Or “Scarol” Soup as Ed calls it. I’m not sure I knew what escarole was until I met Ed’s family. If I had it growing up, it was just another “green” in a salad. Escarole is in the same genus as chicory, frisée and endive (which I did enjoy as a child).
This soup is very easy to make, especially if you can find escarole that is already pre-cut. The slightly bitter taste to the greens works well with the beans and tomatoes. Top it with a bit of grated cheese (Pecorino-Romano or Parmesan) and it thickens the soup of nicely.
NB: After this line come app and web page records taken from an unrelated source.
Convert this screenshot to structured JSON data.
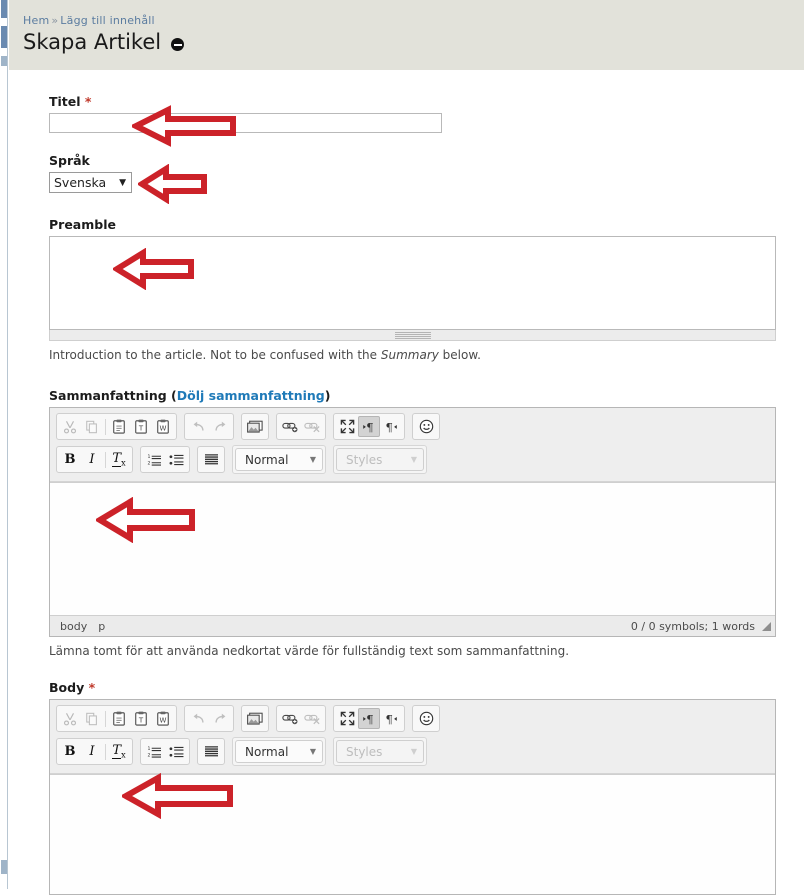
{
  "header": {
    "breadcrumb": {
      "home": "Hem",
      "separator": "»",
      "current": "Lägg till innehåll"
    },
    "title": "Skapa Artikel",
    "collapse_icon": "minus-circle-icon"
  },
  "form": {
    "title_field": {
      "label": "Titel",
      "required_marker": "*",
      "value": "",
      "placeholder": ""
    },
    "language_field": {
      "label": "Språk",
      "value": "Svenska",
      "options": [
        "Svenska"
      ]
    },
    "preamble_field": {
      "label": "Preamble",
      "value": "",
      "description_before": "Introduction to the article. Not to be confused with the ",
      "description_em": "Summary",
      "description_after": " below."
    },
    "summary_field": {
      "label": "Sammanfattning (",
      "toggle_link": "Dölj sammanfattning",
      "label_close": ")",
      "value": "",
      "description": "Lämna tomt för att använda nedkortat värde för fullständig text som sammanfattning.",
      "status": {
        "path": [
          "body",
          "p"
        ],
        "counter": "0 / 0 symbols; 1 words"
      }
    },
    "body_field": {
      "label": "Body",
      "required_marker": "*",
      "value": ""
    }
  },
  "editor_toolbar": {
    "row1": [
      {
        "name": "cut-icon",
        "title": "Cut",
        "state": "disabled"
      },
      {
        "name": "copy-icon",
        "title": "Copy",
        "state": "disabled"
      },
      {
        "name": "paste-icon",
        "title": "Paste",
        "state": "enabled"
      },
      {
        "name": "paste-as-plain-text-icon",
        "title": "Paste as plain text",
        "state": "enabled"
      },
      {
        "name": "paste-from-word-icon",
        "title": "Paste from Word",
        "state": "enabled"
      },
      {
        "name": "undo-icon",
        "title": "Undo",
        "state": "disabled"
      },
      {
        "name": "redo-icon",
        "title": "Redo",
        "state": "disabled"
      },
      {
        "name": "image-icon",
        "title": "Image",
        "state": "enabled"
      },
      {
        "name": "link-icon",
        "title": "Link",
        "state": "enabled"
      },
      {
        "name": "unlink-icon",
        "title": "Unlink",
        "state": "disabled"
      },
      {
        "name": "maximize-icon",
        "title": "Maximize",
        "state": "enabled"
      },
      {
        "name": "text-direction-ltr-icon",
        "title": "Left to right",
        "state": "active"
      },
      {
        "name": "text-direction-rtl-icon",
        "title": "Right to left",
        "state": "enabled"
      },
      {
        "name": "smiley-icon",
        "title": "Smiley",
        "state": "enabled"
      }
    ],
    "row2": [
      {
        "name": "bold-icon",
        "title": "Bold",
        "state": "enabled"
      },
      {
        "name": "italic-icon",
        "title": "Italic",
        "state": "enabled"
      },
      {
        "name": "remove-format-icon",
        "title": "Remove Format",
        "state": "enabled"
      },
      {
        "name": "numbered-list-icon",
        "title": "Insert/Remove Numbered List",
        "state": "enabled"
      },
      {
        "name": "bulleted-list-icon",
        "title": "Insert/Remove Bulleted List",
        "state": "enabled"
      },
      {
        "name": "justify-icon",
        "title": "Justify",
        "state": "enabled"
      }
    ],
    "format_combo": {
      "label": "Normal",
      "state": "enabled"
    },
    "styles_combo": {
      "label": "Styles",
      "state": "disabled"
    }
  },
  "annotations": {
    "arrow_color": "#cc2229",
    "arrows": [
      {
        "name": "arrow-pointing-title-input"
      },
      {
        "name": "arrow-pointing-language-select"
      },
      {
        "name": "arrow-pointing-preamble-textarea"
      },
      {
        "name": "arrow-pointing-summary-editor"
      },
      {
        "name": "arrow-pointing-body-editor"
      }
    ]
  },
  "colors": {
    "header_bg": "#e2e2da",
    "breadcrumb_link": "#5b7ca0",
    "toggle_link": "#1f7ab8",
    "required_star": "#c0392b",
    "page_bg": "#ffffff"
  }
}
If you have a thick rind from a piece of cheese add it to the soup while you’re cooking it to give it a subtle cheese flavor (the rind will melt as the soup cooks).
Vegetarian Option: You can make this soup vegetarian by using vegetable broth in place of chicken broth.
|Escarole and Cannellini Bean Soup|| || |
- 1 tablespoon olive oil
- 1 large onion, chopped
- 1 large carrot, cut into small dice
- 5 garlic cloves, minced
- 3 cups (packed) 1-inch pieces escarole (about ½ large head or 3 ounces)
- 4 cups chicken or vegetable broth
- 2 15-ounce cans cannellini (white kidney beans), rinsed, drained
- 1 15-ounce can diced tomatoes (do not drain)
- ½ teaspoon red pepper flakes
- Serve with grated Pecorino-Romano or Parmesan cheese
- Heat oil in heavy large Dutch over medium heat.
- Add onion, carrot and garlic and sauté until onion is golden and tender, about 7 minutes.
- Add escarole; stir for 3 minutes.
- Add broth, beans, tomatoes and red pepper flakes and bring to boil on high heat.
- Reduce heat to medium-low. Cover and simmer until escarole is tender and flavors blend, about 20 minutes.
- Season soup to taste with salt and pepper.
- Serve with a sprinkle with Pecorino-Romano or Parmesan cheese.
* If you have a cheese rind (from Parmesan cheese or another hard cheese), add it to the soup when you add the broth, beans, etc. It will melt into the soup and give it some extra cheese flavor.